The Centers for Medicare & Medicaid Services (CMS) should do a better job of adjusting for health risk grade inflation at Medicare Advantage plans, according to officials at the U.S. Government Accountability Office (GAO).
Carolyn Yocom, a GAO director, delivered that argument Wednesday at a hearing on the U.S. Department of Health and Human Services budget.
The House Energy & Commerce oversight subcommittee organized the hearing to review efforts to reduce the $941 billion in total HHS outlays and the $77 billion in HHS discretionary spending that the Obama administration has projected for fiscal year 2013.
Fiscal year 2013 will start Oct. 1.
The GAO has come up with ideas for many ways that CMS, a major arm of HHS, could cut spending, such as fighting fraud and making sure that Medicaid pilot projects do not increase federal spending, GAO officials say in a written report presented at the hearing.
GAO officials also have suggested steps for cutting spending on Medicare Advantage, a program that gives private insurers a chance to offer Medicare enrollees a substitute for the traditional Medicare health benefits package.
CMS is supposed to protect Medicare Advantage plans against the risk that some will attract sicker-than-average enrollees by providing risk-based subsidies.
Analyses suggest that Medicare Advantage plans are giving their enrollees risk scores that are about 4.8% to 7.1% too high, GAO officials say.

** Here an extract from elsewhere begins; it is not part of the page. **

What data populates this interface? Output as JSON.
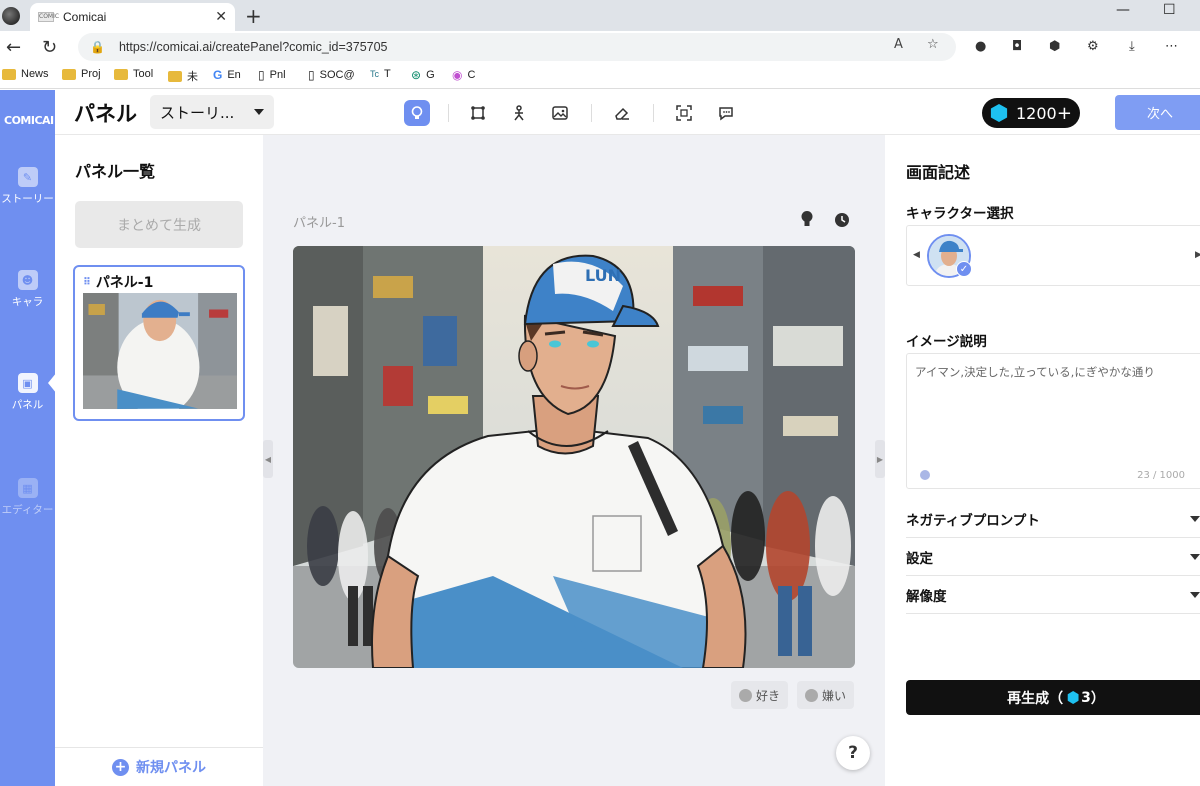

CMS has tried to compensate for risk grade inflation, but it has made a diagnostic coding gap adjustment of just 3.4%, officials say.
The adjustments CMS did make saved about $2.7 billion in 2010, and making the additional adjustments recommended by the GAO could save an additional $1.2 billion to $3.1 billion, officials say.